__PROBLEM TO WORK ON__.
From the entries below, pull out each line where "Controller" appears.

Data about app and page elements
────

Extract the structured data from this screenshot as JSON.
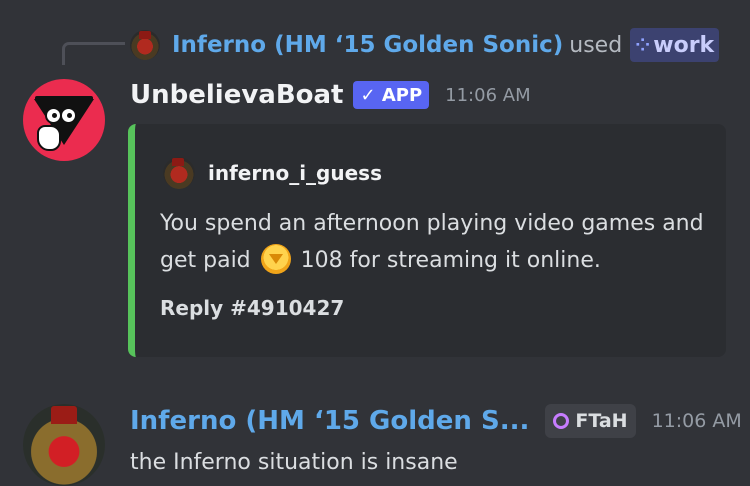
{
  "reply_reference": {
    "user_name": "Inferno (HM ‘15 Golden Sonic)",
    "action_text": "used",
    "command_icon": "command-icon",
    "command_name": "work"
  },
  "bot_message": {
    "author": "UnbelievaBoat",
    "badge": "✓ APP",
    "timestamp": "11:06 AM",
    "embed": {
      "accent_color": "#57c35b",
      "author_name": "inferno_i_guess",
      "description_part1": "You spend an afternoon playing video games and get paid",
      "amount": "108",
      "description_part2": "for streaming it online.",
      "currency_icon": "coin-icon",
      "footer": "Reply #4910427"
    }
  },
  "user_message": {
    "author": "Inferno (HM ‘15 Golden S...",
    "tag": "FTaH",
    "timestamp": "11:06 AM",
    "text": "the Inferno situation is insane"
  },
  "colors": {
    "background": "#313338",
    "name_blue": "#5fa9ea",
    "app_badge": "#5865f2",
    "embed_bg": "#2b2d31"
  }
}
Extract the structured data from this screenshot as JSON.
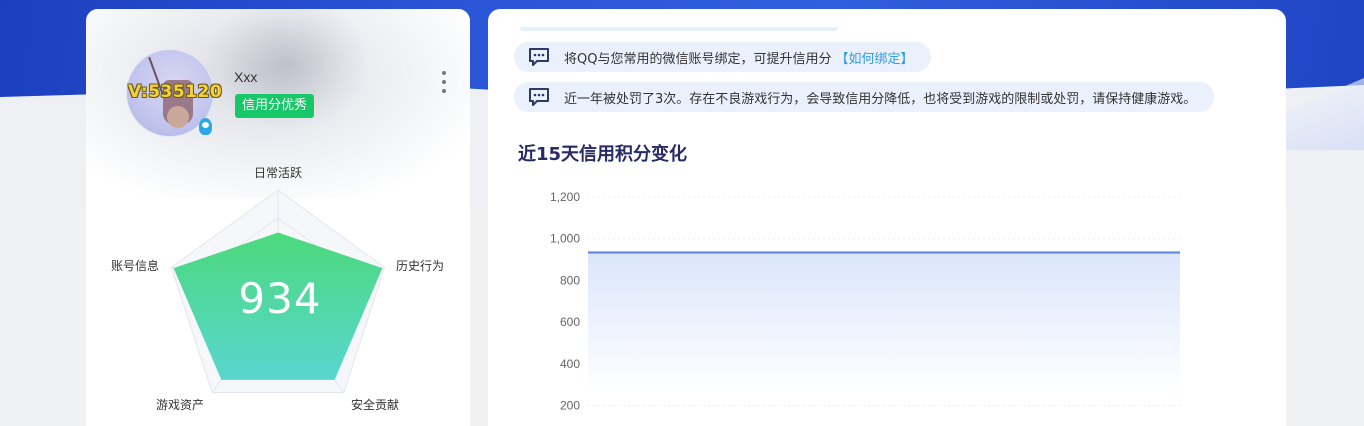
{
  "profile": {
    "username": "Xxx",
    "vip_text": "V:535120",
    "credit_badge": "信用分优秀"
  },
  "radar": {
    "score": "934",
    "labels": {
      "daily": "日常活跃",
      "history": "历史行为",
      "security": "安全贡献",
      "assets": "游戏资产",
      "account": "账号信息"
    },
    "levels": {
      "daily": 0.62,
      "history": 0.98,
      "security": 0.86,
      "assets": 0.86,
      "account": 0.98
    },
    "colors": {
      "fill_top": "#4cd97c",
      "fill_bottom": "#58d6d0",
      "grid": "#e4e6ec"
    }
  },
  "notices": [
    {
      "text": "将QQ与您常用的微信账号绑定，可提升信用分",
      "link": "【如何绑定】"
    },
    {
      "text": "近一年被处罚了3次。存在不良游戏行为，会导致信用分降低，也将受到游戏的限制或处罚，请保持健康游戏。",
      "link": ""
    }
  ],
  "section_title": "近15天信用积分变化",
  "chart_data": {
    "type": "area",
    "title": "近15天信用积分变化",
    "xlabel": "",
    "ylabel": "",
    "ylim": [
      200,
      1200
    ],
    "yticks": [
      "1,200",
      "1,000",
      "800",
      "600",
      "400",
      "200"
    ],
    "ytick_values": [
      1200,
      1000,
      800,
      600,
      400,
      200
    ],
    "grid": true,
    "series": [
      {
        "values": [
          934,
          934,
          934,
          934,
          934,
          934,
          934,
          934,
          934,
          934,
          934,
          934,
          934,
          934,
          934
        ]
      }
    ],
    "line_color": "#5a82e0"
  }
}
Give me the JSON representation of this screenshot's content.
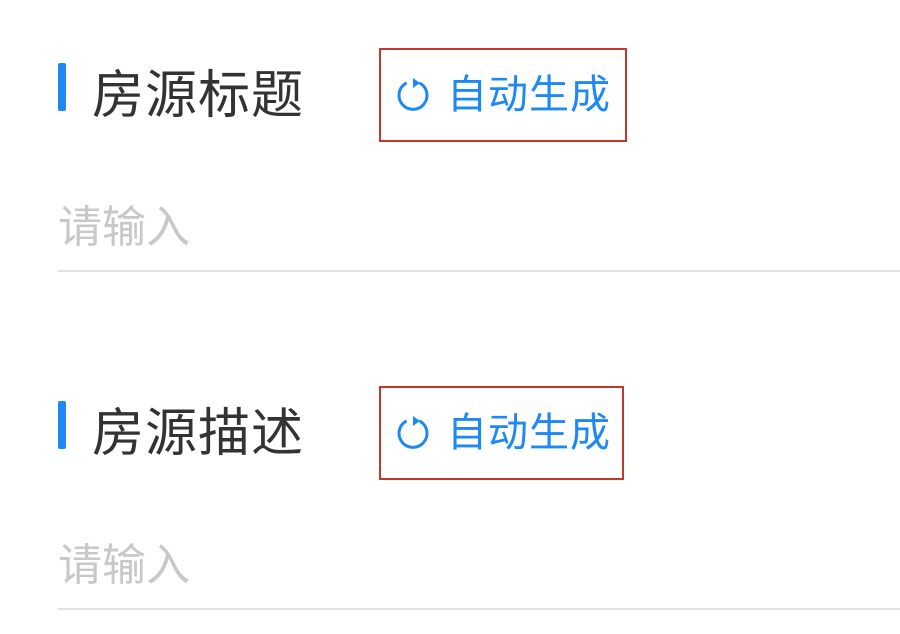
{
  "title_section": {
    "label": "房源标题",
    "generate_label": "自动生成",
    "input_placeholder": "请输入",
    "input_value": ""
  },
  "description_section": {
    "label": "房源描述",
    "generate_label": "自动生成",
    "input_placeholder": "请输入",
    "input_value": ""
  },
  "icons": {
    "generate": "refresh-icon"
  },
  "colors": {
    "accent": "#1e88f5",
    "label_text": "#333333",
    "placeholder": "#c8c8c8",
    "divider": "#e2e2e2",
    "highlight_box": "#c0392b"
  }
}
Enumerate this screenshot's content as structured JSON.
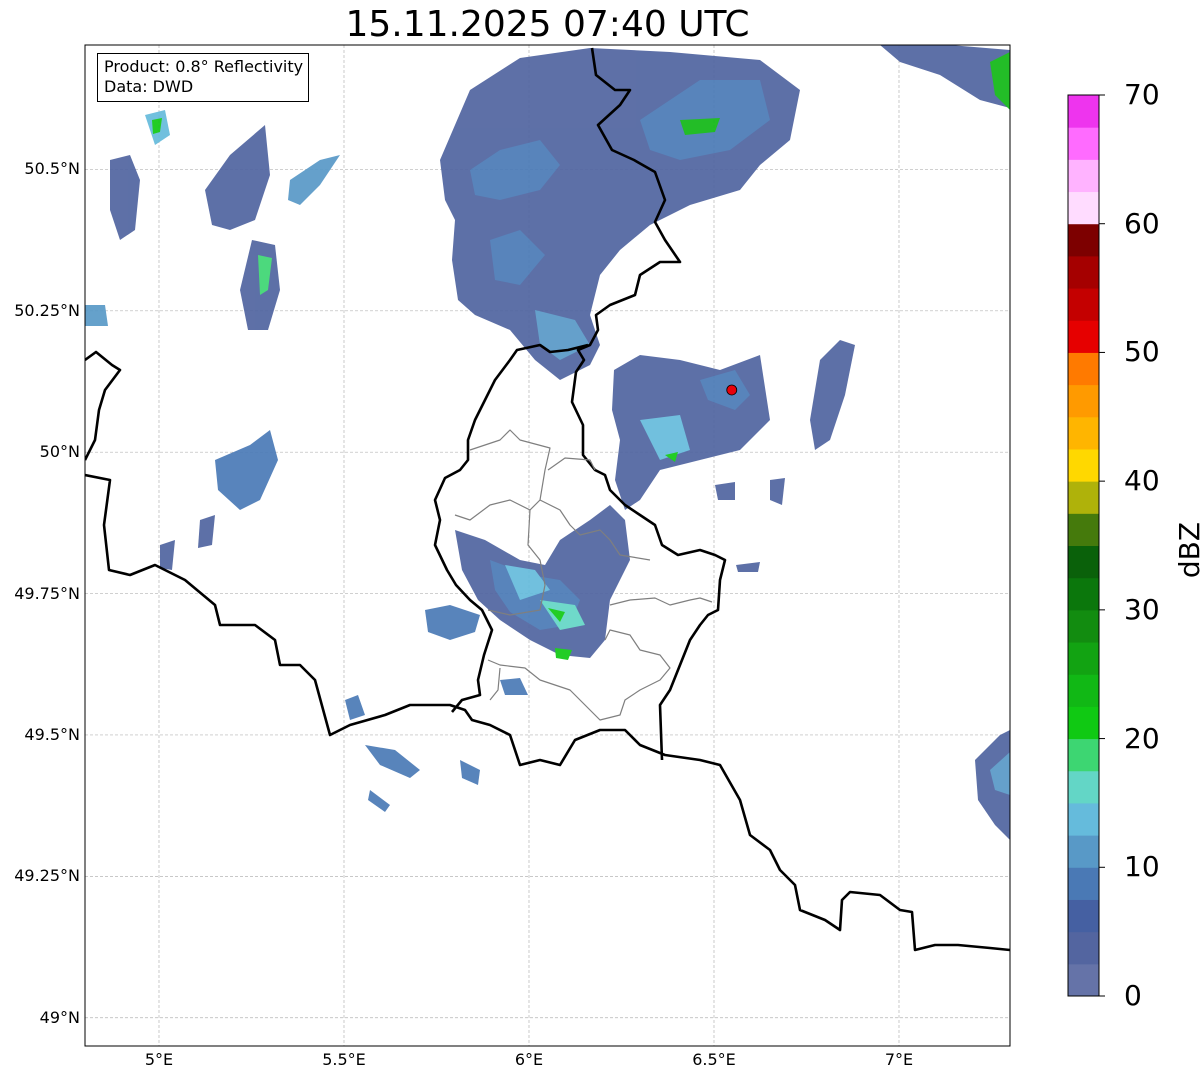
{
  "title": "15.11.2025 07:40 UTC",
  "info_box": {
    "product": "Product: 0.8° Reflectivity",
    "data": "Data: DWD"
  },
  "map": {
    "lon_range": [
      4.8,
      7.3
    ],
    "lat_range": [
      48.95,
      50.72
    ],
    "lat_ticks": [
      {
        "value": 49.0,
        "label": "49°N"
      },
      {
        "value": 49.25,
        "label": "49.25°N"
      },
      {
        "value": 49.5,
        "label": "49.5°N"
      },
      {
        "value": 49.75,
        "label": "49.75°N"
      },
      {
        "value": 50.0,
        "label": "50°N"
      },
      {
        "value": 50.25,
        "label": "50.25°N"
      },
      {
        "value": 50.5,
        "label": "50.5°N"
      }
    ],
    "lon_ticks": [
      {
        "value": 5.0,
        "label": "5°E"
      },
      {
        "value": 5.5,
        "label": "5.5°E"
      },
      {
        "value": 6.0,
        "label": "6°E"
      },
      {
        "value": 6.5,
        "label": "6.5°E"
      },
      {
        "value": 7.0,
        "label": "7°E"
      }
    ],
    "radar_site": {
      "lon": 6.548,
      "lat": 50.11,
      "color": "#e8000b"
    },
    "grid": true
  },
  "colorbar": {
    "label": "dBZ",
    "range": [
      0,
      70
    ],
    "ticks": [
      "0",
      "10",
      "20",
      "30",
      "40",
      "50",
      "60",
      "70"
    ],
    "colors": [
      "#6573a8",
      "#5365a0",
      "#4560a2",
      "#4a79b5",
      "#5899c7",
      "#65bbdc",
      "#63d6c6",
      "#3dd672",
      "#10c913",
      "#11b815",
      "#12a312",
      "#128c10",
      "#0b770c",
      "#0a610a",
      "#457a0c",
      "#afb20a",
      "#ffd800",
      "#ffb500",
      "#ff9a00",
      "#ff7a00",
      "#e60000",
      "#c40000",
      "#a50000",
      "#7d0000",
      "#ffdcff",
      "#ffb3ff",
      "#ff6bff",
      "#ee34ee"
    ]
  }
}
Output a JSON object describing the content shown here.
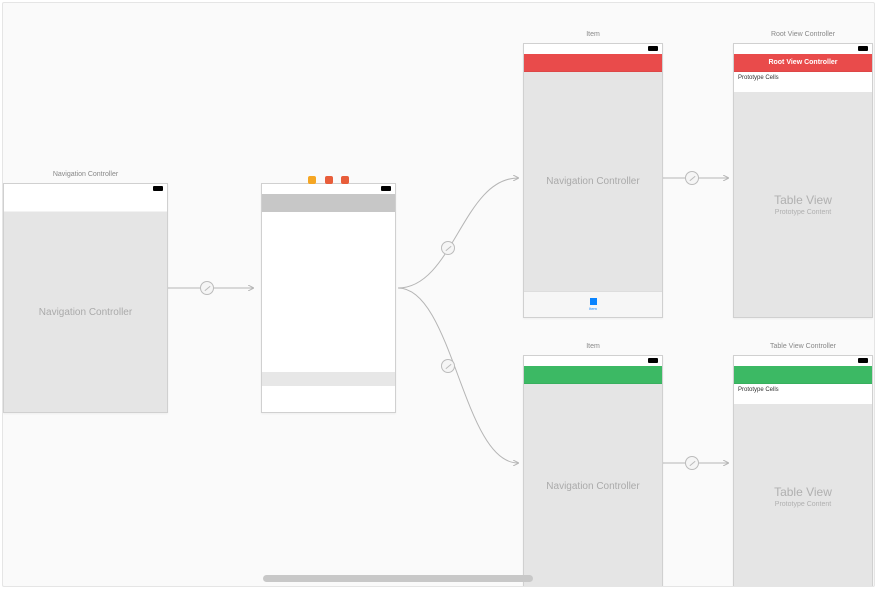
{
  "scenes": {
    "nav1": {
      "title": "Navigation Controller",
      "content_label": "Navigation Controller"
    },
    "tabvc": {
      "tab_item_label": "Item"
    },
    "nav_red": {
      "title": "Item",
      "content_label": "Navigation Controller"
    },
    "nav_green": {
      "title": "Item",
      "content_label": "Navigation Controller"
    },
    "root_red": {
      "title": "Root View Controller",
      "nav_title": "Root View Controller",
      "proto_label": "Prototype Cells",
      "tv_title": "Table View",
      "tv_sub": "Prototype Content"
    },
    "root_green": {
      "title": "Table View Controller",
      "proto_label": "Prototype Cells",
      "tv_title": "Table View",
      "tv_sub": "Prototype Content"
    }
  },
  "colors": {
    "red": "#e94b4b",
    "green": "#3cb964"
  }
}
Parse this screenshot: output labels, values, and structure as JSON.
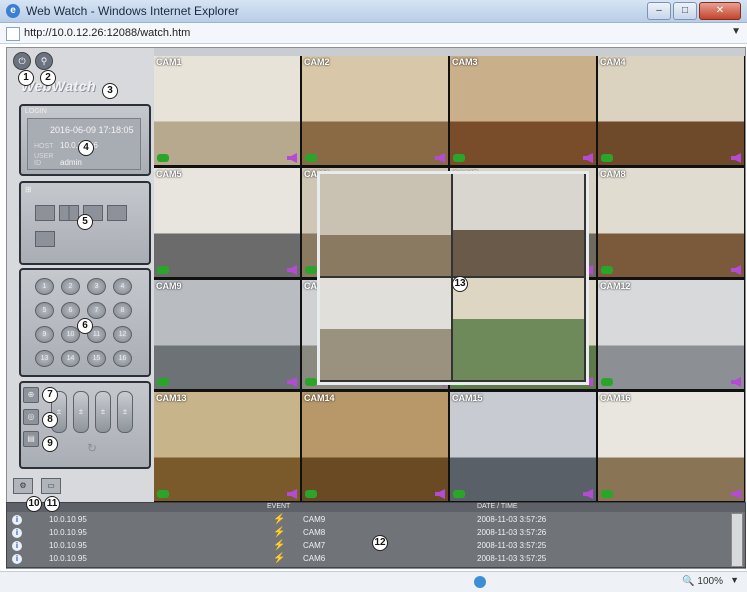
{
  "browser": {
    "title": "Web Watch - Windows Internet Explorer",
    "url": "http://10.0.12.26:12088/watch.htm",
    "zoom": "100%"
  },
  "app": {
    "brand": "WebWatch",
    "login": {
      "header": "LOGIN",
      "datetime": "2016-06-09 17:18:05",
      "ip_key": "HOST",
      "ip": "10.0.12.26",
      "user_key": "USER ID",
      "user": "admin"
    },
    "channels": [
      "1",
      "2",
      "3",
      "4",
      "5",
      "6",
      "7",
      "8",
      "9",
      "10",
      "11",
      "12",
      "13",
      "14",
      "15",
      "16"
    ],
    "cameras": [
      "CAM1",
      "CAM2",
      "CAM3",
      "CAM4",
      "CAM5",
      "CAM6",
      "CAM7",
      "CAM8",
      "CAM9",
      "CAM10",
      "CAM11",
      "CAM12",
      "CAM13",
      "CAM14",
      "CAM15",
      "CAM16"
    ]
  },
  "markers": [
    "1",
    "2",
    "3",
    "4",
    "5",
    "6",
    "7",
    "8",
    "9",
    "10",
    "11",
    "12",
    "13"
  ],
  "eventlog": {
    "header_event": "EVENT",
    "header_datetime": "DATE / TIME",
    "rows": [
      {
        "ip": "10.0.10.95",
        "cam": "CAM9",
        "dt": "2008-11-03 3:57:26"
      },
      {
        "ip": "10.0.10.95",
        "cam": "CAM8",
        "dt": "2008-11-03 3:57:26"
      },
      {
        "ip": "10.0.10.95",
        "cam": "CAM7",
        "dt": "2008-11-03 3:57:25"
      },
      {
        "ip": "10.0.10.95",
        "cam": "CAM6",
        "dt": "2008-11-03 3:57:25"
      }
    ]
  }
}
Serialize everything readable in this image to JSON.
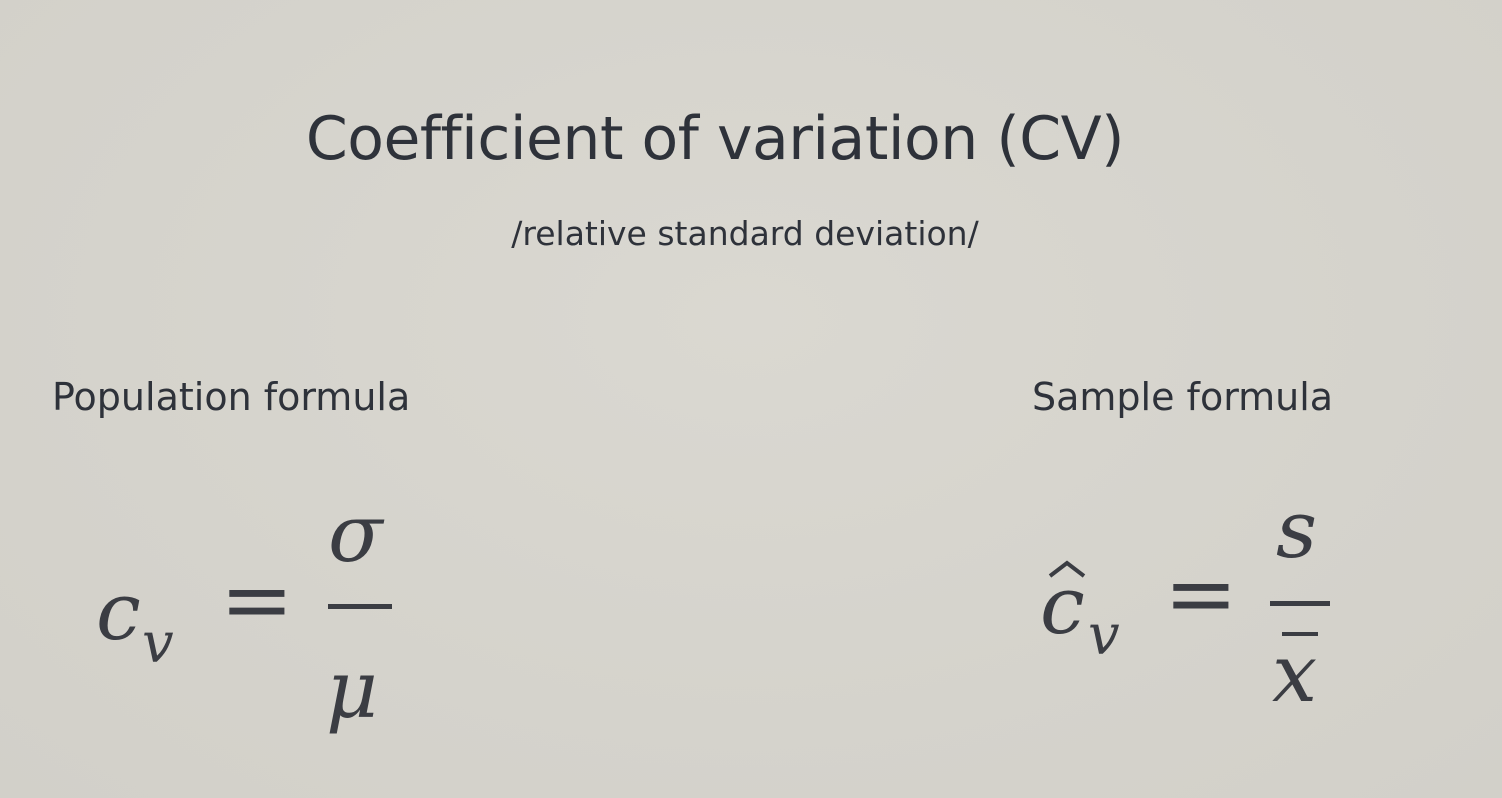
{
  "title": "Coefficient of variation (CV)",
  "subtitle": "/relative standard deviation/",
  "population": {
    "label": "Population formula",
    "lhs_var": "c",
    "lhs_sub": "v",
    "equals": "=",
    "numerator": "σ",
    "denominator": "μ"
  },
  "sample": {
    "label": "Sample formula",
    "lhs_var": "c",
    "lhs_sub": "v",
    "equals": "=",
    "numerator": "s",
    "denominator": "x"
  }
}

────

__SOLUTION FOR THIS PROBLEM__.
      "title": "Navigation Controller",
      "content_label": "Navigation Controller"
      "content_label": "Navigation Controller"
      "content_label": "Navigation Controller"
      "title": "Root View Controller",
      "nav_title": "Root View Controller",
      "title": "Table View Controller",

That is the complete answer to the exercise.